Step 4: Register for freight forwarder licensing
Now that you’ve decided on how you’ll operate, it’s time to register as a freight forwarder. New applicants must use the FMCSA’s Unified Registration System (URS) as of December 2015. You’ll need to provide information like your freight forwarder application form and USDOT number, if applicable.
All new applicants must pay a $300 registration fee for each registration type. If you’re registering for freight forwarder authority for both household goods and property, you’re required to pay this fee for both.
After the application is approved, get a grant letter that includes your FF number. This number is needed to get both your surety bond or trust fund agreement and insurance.
Your application will be published in the FMCSA Register. Once published, any individual can protest your application if they don’t feel the FMCSA should issue Operating Authority. If this does happen, the FMCSA will give you information to resolve protests.
Step 5: Submit insurance policies

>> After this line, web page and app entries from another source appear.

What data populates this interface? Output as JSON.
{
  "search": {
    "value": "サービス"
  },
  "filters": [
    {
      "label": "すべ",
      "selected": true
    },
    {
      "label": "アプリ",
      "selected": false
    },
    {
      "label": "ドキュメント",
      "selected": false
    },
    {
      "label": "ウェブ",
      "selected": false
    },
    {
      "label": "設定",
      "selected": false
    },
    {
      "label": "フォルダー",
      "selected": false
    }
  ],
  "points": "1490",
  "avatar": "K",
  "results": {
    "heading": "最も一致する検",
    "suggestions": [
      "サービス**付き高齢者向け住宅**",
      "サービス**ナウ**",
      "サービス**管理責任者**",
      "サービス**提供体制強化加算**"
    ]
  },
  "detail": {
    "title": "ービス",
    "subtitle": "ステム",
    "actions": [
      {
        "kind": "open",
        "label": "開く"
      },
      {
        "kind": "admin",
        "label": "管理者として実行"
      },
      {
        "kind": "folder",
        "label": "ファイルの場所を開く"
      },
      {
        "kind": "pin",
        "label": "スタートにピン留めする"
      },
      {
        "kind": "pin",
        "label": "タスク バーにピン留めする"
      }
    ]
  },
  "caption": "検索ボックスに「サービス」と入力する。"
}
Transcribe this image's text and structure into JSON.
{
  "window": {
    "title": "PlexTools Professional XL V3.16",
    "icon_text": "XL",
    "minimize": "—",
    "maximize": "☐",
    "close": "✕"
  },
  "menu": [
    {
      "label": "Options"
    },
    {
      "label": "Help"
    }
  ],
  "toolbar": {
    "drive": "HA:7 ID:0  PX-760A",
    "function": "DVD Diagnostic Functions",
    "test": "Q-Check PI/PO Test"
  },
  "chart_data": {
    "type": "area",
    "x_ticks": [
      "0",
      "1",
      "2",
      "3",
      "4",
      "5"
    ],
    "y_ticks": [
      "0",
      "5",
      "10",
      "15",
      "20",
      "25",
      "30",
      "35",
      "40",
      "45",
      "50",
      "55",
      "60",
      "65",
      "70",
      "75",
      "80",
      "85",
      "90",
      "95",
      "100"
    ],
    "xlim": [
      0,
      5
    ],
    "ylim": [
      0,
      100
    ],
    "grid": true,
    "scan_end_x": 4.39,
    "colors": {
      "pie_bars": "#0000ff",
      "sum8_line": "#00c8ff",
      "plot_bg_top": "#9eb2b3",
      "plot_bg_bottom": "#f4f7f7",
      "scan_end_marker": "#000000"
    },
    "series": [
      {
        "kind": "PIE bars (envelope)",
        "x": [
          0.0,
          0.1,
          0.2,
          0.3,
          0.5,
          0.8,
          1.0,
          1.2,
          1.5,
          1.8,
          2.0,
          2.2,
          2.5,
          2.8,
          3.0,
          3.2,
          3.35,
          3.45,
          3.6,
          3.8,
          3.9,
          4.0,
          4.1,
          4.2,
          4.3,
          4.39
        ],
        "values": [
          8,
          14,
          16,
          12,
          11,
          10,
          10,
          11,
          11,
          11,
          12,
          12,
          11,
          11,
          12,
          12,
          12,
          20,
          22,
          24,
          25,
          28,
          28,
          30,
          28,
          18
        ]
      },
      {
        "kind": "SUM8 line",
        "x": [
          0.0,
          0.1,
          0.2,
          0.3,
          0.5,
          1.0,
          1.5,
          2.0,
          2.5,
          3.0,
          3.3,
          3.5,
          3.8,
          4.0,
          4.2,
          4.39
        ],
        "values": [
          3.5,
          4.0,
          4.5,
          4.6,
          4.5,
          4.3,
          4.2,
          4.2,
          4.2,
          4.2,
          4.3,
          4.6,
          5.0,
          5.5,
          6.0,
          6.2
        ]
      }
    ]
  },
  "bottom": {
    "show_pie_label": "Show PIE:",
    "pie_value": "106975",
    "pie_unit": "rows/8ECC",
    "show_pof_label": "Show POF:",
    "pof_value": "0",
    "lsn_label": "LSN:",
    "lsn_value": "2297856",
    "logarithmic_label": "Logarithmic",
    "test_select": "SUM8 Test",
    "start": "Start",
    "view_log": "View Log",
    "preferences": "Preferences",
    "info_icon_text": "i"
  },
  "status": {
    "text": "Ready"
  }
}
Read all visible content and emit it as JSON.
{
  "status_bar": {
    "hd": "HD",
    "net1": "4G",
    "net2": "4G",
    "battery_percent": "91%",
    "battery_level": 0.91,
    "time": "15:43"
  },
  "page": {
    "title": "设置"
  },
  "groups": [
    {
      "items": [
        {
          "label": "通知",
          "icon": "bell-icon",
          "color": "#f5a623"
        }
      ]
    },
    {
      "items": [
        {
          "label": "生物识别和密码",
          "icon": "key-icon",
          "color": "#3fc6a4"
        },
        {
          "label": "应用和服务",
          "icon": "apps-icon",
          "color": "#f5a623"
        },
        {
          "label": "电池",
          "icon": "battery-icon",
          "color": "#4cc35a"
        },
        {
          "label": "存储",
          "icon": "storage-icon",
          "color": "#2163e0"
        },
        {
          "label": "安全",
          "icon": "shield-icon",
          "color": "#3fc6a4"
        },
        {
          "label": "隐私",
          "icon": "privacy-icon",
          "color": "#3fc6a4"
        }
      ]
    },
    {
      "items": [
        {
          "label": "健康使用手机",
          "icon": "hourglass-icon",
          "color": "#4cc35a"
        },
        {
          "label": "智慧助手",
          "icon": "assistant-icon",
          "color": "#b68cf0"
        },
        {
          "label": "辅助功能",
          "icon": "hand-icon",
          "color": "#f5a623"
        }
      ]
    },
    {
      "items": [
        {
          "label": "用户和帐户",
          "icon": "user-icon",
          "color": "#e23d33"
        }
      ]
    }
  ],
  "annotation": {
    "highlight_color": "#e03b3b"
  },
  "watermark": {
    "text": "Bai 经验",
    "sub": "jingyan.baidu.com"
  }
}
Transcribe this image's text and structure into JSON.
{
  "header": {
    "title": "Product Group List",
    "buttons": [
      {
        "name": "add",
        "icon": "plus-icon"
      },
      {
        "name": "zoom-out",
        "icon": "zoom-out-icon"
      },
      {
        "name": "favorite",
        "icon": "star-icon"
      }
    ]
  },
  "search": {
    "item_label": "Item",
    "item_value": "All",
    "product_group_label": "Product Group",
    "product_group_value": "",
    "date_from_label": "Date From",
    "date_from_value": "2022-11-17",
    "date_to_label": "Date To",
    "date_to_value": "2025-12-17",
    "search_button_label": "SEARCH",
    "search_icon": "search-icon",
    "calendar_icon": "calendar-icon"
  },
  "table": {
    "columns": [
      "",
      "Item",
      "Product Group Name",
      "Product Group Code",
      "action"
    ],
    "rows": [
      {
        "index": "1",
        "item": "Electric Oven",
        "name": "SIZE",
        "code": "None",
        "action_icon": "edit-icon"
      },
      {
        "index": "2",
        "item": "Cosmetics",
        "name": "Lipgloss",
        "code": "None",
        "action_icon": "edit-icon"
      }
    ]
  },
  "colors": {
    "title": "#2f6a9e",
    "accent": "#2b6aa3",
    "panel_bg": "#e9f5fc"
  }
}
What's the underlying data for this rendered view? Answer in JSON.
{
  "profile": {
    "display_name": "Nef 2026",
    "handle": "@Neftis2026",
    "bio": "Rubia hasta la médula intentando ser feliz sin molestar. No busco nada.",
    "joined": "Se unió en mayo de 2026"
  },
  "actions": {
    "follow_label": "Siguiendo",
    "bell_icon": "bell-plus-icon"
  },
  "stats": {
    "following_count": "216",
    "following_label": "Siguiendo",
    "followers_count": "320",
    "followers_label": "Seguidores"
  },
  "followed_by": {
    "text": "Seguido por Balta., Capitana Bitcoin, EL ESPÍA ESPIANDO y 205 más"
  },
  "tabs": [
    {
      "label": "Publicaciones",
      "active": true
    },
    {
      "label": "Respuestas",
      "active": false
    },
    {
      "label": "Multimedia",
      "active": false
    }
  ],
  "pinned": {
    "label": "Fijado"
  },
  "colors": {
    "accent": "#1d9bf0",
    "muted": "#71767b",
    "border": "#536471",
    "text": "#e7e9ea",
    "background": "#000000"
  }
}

Your next step is to submit proof of your insurance policy to the FMCSA. Your insurance agent must submit this information within 90 days after you receive your grant letter. Make sure all information exactly matches your application or the FMCSA may reject it.
Depending on what you operate, you’ll need to submit the following forms:
- BMC-34 or BMC-83: Household goods freight forwarders and motor carriers are required to submit this form. Those who fall in this category must have $5,000 cargo insurance per vehicle and $10,000 per occurrence.
- BMC-91 or BMC-91X: All freight forwarders operating vehicles must have public liability insurance. This covers bodily injury, environmental restoration and property damage. If you don’t operate a vehicle, you can ask to waive this requirement.
- BOC-3: You must pick a process agent who will file your BOC-3. A process agent provides legal representation in each state you operate.
- BMC-84 or BMC-85: This is your surety bond or trust fund agreement, which we’ll cover in the next section. This must cover $75,000.
Your agent can follow the instructions for submitting insurance information on the FMCSA website.
Step 6: Get a freight broker bond or trust fund agreement
The final step of your freight forwarder licensing journey involves the BMC-84 and BMC-85. You must decide if you want to get a freight broker bon d (BMC-84) or trust fund agreement (BMC-85). Both of these cover the $75,000 coverage requirement. The key difference lies in how you pay these.
For trust fund agreements, you’ll typically pay the full $75,000 into a fund that you cannot access afterwards. These are commonly used by large brokers and carriers.
How does a freight broker bond work?
A freight broker bond is a three-party agreement between the FMCSA, the surety, and you. The surety is like a line of credit granted by the surety. By granting this, the surety guarantees that you’ll follow the FMCSA’s regulations and complete jobs in a lawful and reasonable manner.
The surety also agrees to cover the costs of any claims filed on your bond. A claim is filed if damages occurs, laws are broken or work otherwise not fulfilled as promised. Surety agencies will typically investigate claims first to confirm they’re valid. If they are, the surety will pay the claim amount and you are responsible for repaying the surety.
What’s the difference between a freight forwarder and a broker?
A freight broker is a person who helps shippers connect with carriers when they have freight they need to move. Freight brokers act as a middle man and don’t hold the freight itself.
A freight forwarder coordinates shipping for customers and may also store freight, assemble and distribute it, and supervises final delivery. They’re liable for any damages and losses in this process.
Freight forwarder licensing is a simple process that has a lot of specific steps to complete. Choosing between a trust fund and a surety bond is one important decision you’ll need to make to complete your licensing. If you’re still on the fence on what to choose, you can learn more about freight broker bonds to get a better understanding of how it works.